graphs. It's certainly hard to describe the 'feeling' when you are working with your data. The FlowSheets get executed all the time in the background, which means that you have instant access to the results or the errors in the dataflow. The results of an operator function can immediately be inspected at the 'outputs'. If the resulting tables, strings, pictures are too big, you will get only a subset.
I'm using the
FlowSheet application as a permanent tool-builder for my mostly C++ based development tasks. Transforming data, verifying results, log analyzer, content / report creators, all kinds of stuff.
Let's get started.
Your task: Extract the IP addresses out of the text portion and get the access count of every single address.
Dedicated Time: None. Your boss stands behind you...
The whole solution, only a handful of operators.
The first step was to read in the compressed logfile and convert it into a table.
You can inspect the first part of the resulting table when you hover the mouse over the output connector '
<code>o1' of '
strexplode1'. It is a vector (table without a column header) with 100001 rows.
Our next job is to split the strings into columns.
We route the vector into a macro '
GetPriority'. You may notice the lock icon, it marks this macro as an operator class. Operator classes are a great method to create 'reusable code'. If you need to change the behaviour of an operator class, let's says because of an error, you can do that without having the problem to alter all instances of this macro in this or other FlowSheets. You only have to update the FlowSheet once...
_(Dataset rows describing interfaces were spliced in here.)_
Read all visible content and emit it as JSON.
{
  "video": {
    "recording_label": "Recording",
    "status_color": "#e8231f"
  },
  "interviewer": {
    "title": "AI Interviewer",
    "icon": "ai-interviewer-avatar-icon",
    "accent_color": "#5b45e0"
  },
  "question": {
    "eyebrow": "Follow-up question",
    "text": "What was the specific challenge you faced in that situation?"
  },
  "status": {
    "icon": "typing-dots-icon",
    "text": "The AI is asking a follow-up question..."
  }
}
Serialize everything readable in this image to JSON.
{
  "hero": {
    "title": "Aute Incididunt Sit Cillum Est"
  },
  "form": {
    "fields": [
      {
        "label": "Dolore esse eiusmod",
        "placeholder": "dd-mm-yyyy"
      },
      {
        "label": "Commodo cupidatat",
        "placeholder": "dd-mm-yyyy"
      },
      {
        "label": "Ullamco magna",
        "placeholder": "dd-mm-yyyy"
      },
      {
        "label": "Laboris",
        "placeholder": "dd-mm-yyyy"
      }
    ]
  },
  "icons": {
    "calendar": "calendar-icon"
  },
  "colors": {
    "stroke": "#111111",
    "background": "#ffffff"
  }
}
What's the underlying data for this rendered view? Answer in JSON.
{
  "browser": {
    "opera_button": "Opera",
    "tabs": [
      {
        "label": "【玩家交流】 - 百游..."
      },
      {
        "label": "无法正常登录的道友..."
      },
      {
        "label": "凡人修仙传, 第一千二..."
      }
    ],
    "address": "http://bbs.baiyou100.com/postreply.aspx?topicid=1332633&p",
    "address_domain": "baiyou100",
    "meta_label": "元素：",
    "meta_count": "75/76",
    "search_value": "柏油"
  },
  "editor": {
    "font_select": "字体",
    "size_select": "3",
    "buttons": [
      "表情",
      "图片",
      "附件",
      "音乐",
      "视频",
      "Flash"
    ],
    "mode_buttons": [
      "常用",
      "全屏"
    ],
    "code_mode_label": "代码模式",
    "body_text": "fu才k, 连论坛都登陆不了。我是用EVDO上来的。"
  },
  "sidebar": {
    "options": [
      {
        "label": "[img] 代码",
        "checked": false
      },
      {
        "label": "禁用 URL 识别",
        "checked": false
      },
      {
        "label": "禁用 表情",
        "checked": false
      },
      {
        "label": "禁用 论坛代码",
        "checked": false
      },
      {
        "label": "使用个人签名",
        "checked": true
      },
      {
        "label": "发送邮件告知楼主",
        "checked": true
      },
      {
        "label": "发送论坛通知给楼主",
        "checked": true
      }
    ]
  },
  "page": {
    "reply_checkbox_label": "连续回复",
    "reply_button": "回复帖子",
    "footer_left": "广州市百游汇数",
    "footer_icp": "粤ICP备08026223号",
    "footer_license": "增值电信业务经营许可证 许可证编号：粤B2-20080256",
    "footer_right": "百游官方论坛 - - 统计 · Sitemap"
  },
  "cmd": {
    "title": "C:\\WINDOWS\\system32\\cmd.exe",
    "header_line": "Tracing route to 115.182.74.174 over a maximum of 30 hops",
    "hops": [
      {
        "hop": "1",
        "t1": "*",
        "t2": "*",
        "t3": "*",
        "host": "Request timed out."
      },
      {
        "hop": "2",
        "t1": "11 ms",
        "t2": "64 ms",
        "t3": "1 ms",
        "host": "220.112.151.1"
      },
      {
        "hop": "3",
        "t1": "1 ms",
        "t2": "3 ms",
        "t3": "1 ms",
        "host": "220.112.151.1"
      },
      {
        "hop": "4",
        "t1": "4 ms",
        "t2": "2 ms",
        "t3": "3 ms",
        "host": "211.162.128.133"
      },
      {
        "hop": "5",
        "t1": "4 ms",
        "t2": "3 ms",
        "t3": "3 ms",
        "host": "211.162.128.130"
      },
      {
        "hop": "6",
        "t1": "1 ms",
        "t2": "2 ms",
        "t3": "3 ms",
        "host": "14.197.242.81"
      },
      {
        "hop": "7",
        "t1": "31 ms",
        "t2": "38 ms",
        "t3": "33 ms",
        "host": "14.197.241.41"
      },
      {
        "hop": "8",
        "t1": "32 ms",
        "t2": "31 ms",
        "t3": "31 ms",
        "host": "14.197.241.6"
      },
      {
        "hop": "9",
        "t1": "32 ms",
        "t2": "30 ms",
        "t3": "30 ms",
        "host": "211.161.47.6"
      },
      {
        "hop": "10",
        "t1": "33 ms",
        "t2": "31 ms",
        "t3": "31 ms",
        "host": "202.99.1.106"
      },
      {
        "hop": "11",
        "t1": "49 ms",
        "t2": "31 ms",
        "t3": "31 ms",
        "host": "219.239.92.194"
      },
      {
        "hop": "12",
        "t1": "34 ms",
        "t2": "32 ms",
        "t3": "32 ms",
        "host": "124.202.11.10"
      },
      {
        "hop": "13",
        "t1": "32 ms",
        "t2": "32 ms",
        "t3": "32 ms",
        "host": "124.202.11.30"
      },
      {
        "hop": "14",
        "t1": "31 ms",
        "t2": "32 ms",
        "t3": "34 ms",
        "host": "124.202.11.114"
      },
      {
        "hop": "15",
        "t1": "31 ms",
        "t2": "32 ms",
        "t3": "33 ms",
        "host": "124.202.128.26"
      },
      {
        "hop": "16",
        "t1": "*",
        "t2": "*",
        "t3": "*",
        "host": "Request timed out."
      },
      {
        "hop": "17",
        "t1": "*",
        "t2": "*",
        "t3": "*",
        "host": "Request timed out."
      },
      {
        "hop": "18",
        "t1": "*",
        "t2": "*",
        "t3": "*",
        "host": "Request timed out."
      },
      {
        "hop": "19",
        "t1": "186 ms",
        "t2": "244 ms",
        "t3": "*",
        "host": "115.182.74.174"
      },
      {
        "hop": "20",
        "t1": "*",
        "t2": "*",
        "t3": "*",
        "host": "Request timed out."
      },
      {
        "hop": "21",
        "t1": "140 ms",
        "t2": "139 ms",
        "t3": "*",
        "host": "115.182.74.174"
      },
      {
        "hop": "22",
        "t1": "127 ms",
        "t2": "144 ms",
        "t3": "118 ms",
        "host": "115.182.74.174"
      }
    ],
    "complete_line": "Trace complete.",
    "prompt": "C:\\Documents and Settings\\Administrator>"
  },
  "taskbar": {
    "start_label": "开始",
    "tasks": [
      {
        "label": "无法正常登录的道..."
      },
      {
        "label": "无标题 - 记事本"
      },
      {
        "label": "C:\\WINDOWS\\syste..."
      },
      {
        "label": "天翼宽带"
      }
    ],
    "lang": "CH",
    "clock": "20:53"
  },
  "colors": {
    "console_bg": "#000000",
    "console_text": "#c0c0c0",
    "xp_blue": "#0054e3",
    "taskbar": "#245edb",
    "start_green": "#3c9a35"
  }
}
Because we can expect four 'spaces' as delimiters, the best fit here is a '
strexplode' operator. It gets the remaining part of the message :
and delivers back this table:
The single parts of the message are now joined together into a new table.
Now we extract the IP address out of the text column. This is also a combination of strplits, no magic.
We attach the IP address to the table.
Now the fun part. We have ~100000 IPs now. In a traditional scripting language, you may start here programming loops, we use the operator
dcCompressWizard from the
We just need to set two
checkboxes and select the accumulation method.
Result: A new table containing the unique IP address along with their access counts.
Your boss is happy! (It took only 5:35 minutes.)
A big advantage is that you can inspect the results after each step in the processing chain.
You develop with and not for the data...
Feel your data flow...